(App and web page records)
—————
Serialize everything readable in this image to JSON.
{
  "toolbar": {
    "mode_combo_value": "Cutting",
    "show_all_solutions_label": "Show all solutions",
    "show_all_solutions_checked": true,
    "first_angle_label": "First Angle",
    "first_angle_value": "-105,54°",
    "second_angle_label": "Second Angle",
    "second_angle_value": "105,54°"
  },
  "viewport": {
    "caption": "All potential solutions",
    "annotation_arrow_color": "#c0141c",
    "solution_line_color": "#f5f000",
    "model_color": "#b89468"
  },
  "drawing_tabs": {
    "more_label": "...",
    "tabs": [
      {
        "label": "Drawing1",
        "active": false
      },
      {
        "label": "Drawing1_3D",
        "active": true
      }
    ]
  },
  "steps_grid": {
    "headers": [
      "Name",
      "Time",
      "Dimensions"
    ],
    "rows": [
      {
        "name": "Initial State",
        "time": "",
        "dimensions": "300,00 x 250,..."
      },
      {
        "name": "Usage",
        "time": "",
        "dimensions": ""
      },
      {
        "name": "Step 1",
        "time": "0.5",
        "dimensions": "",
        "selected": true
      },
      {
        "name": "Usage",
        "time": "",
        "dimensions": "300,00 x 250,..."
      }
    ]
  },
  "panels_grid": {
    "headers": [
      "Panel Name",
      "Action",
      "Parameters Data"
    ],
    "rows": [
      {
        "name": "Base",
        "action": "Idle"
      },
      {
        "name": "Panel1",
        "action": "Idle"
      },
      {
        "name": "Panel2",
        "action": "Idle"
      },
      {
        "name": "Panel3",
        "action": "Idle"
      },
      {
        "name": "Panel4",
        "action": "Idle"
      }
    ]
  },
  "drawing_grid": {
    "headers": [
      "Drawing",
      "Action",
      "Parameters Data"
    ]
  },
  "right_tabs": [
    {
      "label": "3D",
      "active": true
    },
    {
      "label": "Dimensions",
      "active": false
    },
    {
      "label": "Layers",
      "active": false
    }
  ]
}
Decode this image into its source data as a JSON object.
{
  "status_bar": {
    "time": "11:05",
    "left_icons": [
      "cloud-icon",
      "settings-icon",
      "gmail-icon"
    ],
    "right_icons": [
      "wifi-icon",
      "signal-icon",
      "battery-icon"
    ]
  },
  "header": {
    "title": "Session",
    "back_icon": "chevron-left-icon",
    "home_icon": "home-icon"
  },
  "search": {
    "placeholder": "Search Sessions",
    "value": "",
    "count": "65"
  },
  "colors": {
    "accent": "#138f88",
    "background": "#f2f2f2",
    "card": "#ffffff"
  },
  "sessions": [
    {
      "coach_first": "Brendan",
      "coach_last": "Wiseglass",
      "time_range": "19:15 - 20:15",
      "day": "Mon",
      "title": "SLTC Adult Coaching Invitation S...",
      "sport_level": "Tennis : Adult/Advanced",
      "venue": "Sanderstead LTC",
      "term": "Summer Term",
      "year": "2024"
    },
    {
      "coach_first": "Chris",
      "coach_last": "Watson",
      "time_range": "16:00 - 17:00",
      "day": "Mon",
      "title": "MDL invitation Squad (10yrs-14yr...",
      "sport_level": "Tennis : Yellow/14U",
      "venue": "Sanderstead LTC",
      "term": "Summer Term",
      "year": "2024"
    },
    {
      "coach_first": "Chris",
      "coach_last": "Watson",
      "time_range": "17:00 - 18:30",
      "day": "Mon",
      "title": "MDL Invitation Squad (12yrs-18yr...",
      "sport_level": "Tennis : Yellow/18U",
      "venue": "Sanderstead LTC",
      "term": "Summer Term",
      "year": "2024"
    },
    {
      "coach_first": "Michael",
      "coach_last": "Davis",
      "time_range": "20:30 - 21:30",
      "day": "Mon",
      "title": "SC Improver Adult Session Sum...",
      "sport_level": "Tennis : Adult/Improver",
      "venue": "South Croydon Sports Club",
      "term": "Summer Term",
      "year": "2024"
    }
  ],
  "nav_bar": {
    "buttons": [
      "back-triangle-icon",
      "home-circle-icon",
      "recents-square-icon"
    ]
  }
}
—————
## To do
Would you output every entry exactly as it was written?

## Solution
Serialize everything readable in this image to JSON.
{
  "toolbar": {
    "mode_combo_value": "Cutting",
    "show_all_solutions_label": "Show all solutions",
    "show_all_solutions_checked": true,
    "first_angle_label": "First Angle",
    "first_angle_value": "-105,54°",
    "second_angle_label": "Second Angle",
    "second_angle_value": "105,54°"
  },
  "viewport": {
    "caption": "All potential solutions",
    "annotation_arrow_color": "#c0141c",
    "solution_line_color": "#f5f000",
    "model_color": "#b89468"
  },
  "drawing_tabs": {
    "more_label": "...",
    "tabs": [
      {
        "label": "Drawing1",
        "active": false
      },
      {
        "label": "Drawing1_3D",
        "active": true
      }
    ]
  },
  "steps_grid": {
    "headers": [
      "Name",
      "Time",
      "Dimensions"
    ],
    "rows": [
      {
        "name": "Initial State",
        "time": "",
        "dimensions": "300,00 x 250,..."
      },
      {
        "name": "Usage",
        "time": "",
        "dimensions": ""
      },
      {
        "name": "Step 1",
        "time": "0.5",
        "dimensions": "",
        "selected": true
      },
      {
        "name": "Usage",
        "time": "",
        "dimensions": "300,00 x 250,..."
      }
    ]
  },
  "panels_grid": {
    "headers": [
      "Panel Name",
      "Action",
      "Parameters Data"
    ],
    "rows": [
      {
        "name": "Base",
        "action": "Idle"
      },
      {
        "name": "Panel1",
        "action": "Idle"
      },
      {
        "name": "Panel2",
        "action": "Idle"
      },
      {
        "name": "Panel3",
        "action": "Idle"
      },
      {
        "name": "Panel4",
        "action": "Idle"
      }
    ]
  },
  "drawing_grid": {
    "headers": [
      "Drawing",
      "Action",
      "Parameters Data"
    ]
  },
  "right_tabs": [
    {
      "label": "3D",
      "active": true
    },
    {
      "label": "Dimensions",
      "active": false
    },
    {
      "label": "Layers",
      "active": false
    }
  ]
}
Decode this image into its source data as a JSON object.
{
  "status_bar": {
    "time": "11:05",
    "left_icons": [
      "cloud-icon",
      "settings-icon",
      "gmail-icon"
    ],
    "right_icons": [
      "wifi-icon",
      "signal-icon",
      "battery-icon"
    ]
  },
  "header": {
    "title": "Session",
    "back_icon": "chevron-left-icon",
    "home_icon": "home-icon"
  },
  "search": {
    "placeholder": "Search Sessions",
    "value": "",
    "count": "65"
  },
  "colors": {
    "accent": "#138f88",
    "background": "#f2f2f2",
    "card": "#ffffff"
  },
  "sessions": [
    {
      "coach_first": "Brendan",
      "coach_last": "Wiseglass",
      "time_range": "19:15 - 20:15",
      "day": "Mon",
      "title": "SLTC Adult Coaching Invitation S...",
      "sport_level": "Tennis : Adult/Advanced",
      "venue": "Sanderstead LTC",
      "term": "Summer Term",
      "year": "2024"
    },
    {
      "coach_first": "Chris",
      "coach_last": "Watson",
      "time_range": "16:00 - 17:00",
      "day": "Mon",
      "title": "MDL invitation Squad (10yrs-14yr...",
      "sport_level": "Tennis : Yellow/14U",
      "venue": "Sanderstead LTC",
      "term": "Summer Term",
      "year": "2024"
    },
    {
      "coach_first": "Chris",
      "coach_last": "Watson",
      "time_range": "17:00 - 18:30",
      "day": "Mon",
      "title": "MDL Invitation Squad (12yrs-18yr...",
      "sport_level": "Tennis : Yellow/18U",
      "venue": "Sanderstead LTC",
      "term": "Summer Term",
      "year": "2024"
    },
    {
      "coach_first": "Michael",
      "coach_last": "Davis",
      "time_range": "20:30 - 21:30",
      "day": "Mon",
      "title": "SC Improver Adult Session Sum...",
      "sport_level": "Tennis : Adult/Improver",
      "venue": "South Croydon Sports Club",
      "term": "Summer Term",
      "year": "2024"
    }
  ],
  "nav_bar": {
    "buttons": [
      "back-triangle-icon",
      "home-circle-icon",
      "recents-square-icon"
    ]
  }
}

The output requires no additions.